Honestly, this book always sounded really cool- I was still quite surprised to sincerely enjoy it. I don’t know, I seem to be a cynic when it comes to YA, especially the dark sub-set- writing analysis and studying it for University likely is one reason why. I even cited this book pre-reading when discussing cover and story tropes in the genre!
Yes, To Kill A Kingdom has it all in terms of what is ‘hot’: Difficult princes, dangerous leads, a spy/murdering main character, lots of royalty, a fairytale retelling, diversity, and a slight more ‘adult’ content than used to be the norm. However, none of those things- common tropes- are necessarily bad. They are just in right now. They are probably ‘in’ for a reason.
This book offers: good writing, characters, plot, romance, morality, and leads.
Continue reading “To Kill A Kingdom is a classic example of the Dark YA genre- that doesn’t mean it isn’t great”
Got this book as an ARC off NetGalley for an honest review. Like an odd number of recent reads, I picked this because *kisses fingertips* the cover is fantastic. I am incredibly easy to persuade about a book if I like the cover, and I especially love the illustration on this one. It’s fantastic arc and deserves credit, as does the typefacing and font-work!
Anywho, this is a slightly different YA fantasy- that still, very much so- is extremely conventional. It’s an indie book with an extremely mainstream storyline, and seems to fight itself over if it wants to tell a typical YA story, or if it wants to make a point about breaking those cliches. While the latter half of the book surprised and pleased me, overall I found the cast not particularly likable, the worldbuilding uninteresting, the storyline plain, and the writing far too overdone.
Continue reading “Evenfall breaks a few genre conventions, but can’t shake a cliche story”
What a turnaround!
If you tried to tell me a month ago I’d be a certified Black Witch fan, I would have been very worried for my future. Now I sit here quite excited for the next book in the series, and quite certain it’s good to have a bit of fun.
There’s still some negatives I’ll talk about, but on the whole I had a blast. The characters grew on me. I understood the large world better. The drama and storytelling was up a notch. It’s YA, but good YA.
I even drew fanart (possibly the first ever for the poor series).

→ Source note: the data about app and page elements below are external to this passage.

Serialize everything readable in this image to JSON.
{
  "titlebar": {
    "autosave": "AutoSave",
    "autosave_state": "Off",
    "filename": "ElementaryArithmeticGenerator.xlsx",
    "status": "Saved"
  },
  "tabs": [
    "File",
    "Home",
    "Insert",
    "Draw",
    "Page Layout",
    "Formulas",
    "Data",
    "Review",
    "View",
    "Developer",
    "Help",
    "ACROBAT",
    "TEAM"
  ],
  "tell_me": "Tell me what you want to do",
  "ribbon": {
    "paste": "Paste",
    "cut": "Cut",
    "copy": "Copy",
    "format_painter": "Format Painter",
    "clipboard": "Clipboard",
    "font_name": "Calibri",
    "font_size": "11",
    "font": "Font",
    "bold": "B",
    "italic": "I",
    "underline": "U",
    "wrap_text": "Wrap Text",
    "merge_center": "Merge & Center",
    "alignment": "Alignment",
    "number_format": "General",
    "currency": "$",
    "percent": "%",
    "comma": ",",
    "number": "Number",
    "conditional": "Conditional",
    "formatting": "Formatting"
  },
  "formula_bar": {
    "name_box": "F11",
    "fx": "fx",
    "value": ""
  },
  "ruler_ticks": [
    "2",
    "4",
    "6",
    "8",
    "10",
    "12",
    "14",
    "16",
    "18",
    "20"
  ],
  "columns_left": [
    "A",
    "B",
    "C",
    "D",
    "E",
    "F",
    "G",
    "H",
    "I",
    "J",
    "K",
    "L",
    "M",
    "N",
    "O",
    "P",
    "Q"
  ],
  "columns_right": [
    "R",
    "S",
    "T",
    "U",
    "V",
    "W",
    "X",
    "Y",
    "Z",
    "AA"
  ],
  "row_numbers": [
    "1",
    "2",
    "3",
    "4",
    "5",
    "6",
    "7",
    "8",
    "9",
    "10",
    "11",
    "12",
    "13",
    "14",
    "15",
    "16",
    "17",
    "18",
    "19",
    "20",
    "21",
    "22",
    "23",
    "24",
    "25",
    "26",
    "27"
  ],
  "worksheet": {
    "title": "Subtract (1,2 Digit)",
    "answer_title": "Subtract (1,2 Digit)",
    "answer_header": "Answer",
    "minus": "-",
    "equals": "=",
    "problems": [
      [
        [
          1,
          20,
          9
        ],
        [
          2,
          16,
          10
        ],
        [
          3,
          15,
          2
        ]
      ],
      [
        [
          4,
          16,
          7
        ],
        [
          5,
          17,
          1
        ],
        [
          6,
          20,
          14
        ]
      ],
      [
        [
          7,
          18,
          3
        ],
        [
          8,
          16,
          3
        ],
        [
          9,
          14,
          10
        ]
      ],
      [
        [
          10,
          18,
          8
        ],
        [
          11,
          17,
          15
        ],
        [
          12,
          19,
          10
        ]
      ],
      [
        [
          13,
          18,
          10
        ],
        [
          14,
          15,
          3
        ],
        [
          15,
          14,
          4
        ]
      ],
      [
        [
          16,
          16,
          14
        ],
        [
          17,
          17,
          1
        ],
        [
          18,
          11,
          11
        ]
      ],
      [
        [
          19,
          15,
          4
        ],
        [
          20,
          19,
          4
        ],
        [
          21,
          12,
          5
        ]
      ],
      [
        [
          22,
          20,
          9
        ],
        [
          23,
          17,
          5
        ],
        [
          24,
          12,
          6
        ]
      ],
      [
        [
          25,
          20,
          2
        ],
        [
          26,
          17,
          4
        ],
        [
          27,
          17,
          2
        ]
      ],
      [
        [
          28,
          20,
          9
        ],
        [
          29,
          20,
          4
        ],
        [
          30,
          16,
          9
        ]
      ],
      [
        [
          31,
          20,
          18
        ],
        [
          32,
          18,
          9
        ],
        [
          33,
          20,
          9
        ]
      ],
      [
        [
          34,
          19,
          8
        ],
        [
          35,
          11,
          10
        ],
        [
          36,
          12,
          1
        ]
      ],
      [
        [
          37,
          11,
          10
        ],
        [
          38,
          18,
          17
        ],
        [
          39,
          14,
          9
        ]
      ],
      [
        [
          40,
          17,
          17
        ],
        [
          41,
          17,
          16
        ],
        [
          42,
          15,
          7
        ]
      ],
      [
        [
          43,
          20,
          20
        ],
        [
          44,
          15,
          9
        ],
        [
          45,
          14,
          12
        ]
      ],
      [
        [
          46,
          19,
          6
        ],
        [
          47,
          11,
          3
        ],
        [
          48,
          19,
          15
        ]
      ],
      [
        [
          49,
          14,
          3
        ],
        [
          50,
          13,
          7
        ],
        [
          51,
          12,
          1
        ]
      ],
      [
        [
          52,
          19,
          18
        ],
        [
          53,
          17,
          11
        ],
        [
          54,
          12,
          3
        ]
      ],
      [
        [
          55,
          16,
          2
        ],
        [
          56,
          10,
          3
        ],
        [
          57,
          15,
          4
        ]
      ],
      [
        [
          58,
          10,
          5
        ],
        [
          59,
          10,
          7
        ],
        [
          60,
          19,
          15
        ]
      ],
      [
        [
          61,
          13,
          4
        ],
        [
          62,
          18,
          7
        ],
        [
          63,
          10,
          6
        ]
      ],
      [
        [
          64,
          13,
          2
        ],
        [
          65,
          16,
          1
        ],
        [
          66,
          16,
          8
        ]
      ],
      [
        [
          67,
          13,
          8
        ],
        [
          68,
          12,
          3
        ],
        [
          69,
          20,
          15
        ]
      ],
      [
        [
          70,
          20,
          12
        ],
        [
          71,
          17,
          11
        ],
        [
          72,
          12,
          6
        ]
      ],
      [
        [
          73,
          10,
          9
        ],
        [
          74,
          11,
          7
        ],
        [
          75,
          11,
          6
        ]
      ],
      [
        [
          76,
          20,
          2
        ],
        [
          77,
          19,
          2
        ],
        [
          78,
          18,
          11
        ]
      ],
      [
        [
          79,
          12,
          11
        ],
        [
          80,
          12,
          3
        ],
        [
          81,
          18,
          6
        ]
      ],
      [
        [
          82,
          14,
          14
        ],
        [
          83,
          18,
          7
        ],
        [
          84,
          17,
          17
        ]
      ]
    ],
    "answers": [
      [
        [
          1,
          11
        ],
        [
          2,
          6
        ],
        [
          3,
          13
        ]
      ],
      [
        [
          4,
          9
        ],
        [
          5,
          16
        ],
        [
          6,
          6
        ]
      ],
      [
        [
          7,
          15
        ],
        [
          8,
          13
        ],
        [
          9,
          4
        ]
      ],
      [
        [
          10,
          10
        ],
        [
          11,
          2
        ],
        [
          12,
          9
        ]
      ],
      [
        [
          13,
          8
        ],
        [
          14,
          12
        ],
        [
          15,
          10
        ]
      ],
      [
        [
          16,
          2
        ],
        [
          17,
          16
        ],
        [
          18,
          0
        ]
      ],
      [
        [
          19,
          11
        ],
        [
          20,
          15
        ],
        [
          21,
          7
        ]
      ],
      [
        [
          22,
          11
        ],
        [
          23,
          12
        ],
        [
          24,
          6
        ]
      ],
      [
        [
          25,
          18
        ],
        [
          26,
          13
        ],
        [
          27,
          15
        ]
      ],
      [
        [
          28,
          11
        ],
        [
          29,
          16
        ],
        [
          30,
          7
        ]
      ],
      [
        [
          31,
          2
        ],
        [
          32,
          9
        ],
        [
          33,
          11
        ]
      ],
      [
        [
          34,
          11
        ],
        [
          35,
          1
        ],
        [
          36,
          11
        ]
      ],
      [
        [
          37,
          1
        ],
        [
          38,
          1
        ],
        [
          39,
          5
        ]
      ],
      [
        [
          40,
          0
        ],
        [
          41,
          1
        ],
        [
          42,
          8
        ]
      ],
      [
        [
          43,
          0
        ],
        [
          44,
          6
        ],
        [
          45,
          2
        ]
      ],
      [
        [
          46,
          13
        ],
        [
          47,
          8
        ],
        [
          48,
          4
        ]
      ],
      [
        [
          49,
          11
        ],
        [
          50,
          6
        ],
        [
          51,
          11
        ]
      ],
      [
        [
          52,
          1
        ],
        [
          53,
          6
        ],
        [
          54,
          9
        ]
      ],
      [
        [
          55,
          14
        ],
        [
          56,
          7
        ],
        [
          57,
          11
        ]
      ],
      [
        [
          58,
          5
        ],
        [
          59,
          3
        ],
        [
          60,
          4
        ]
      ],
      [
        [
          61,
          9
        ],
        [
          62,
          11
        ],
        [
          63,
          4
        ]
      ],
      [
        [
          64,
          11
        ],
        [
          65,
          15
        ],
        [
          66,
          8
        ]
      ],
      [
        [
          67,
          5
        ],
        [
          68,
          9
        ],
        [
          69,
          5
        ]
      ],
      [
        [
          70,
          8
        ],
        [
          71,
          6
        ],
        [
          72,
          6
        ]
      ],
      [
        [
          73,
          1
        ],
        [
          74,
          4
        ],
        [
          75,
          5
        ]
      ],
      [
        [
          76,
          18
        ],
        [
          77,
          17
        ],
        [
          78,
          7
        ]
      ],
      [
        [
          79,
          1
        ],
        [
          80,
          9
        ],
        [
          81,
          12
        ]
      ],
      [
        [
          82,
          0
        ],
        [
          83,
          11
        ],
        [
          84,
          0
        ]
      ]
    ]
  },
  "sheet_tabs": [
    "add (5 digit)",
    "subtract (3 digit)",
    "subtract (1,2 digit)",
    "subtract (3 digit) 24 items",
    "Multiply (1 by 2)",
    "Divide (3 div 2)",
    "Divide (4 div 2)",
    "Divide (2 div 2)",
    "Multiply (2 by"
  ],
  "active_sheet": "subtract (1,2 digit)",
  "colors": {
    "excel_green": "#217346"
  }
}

Continue reading “The Iron Flower is a lush fantasy with lovable characters and far fewer issues”
I read this on the floor of a train station during a ten-hour train delay, finishing around 2am, and it was probably the perfect experience for this book. Strange, long, complicated, at times mysterious and frustrating, Only Ever Yours brought perfectly together Brave New World and 1984- but with a more direct commentary on feminism, the role of women in society, sexuality, and media. (While also having time to talk about racism, eating disorders, sex, sexism, social inoculation, brainwashing, and mental illness).
And listen, folks, I’m not a pretentious person. You won’t catch me dead giving a holler about women’s studies or queer theory. But Only Ever Yours is not some highbrow, academic commentary. It’s a solid story in an extreme dystopia, where the world has shaped the characters perfectly, and the reader never quite knows enough.
Continue reading “Only Ever Yours is an incredible modern, yet classical dystopia”
I love Libba bay. I want to put that out there. I loved Going Bovine, and when I was about 13, it was probably my most read and reread book. Beauty Queens, by her, sucks. Oh man. Oh boy. I used to just be lukewarm, but I’ve been seeing it float around on LGBT recommendation lists and on tumblr, so I want to officially clear the air: Don’t read this book.
Is there a lot of diversity, female friendship, gay stuff, ethnicity stuff, and feminism? Does the cover rock? Is the premise gold? Well, sure. But that doesn’t make up for everything else.
Continue reading “Beauty Queens: Diversity is good, but it doesn’t make a book”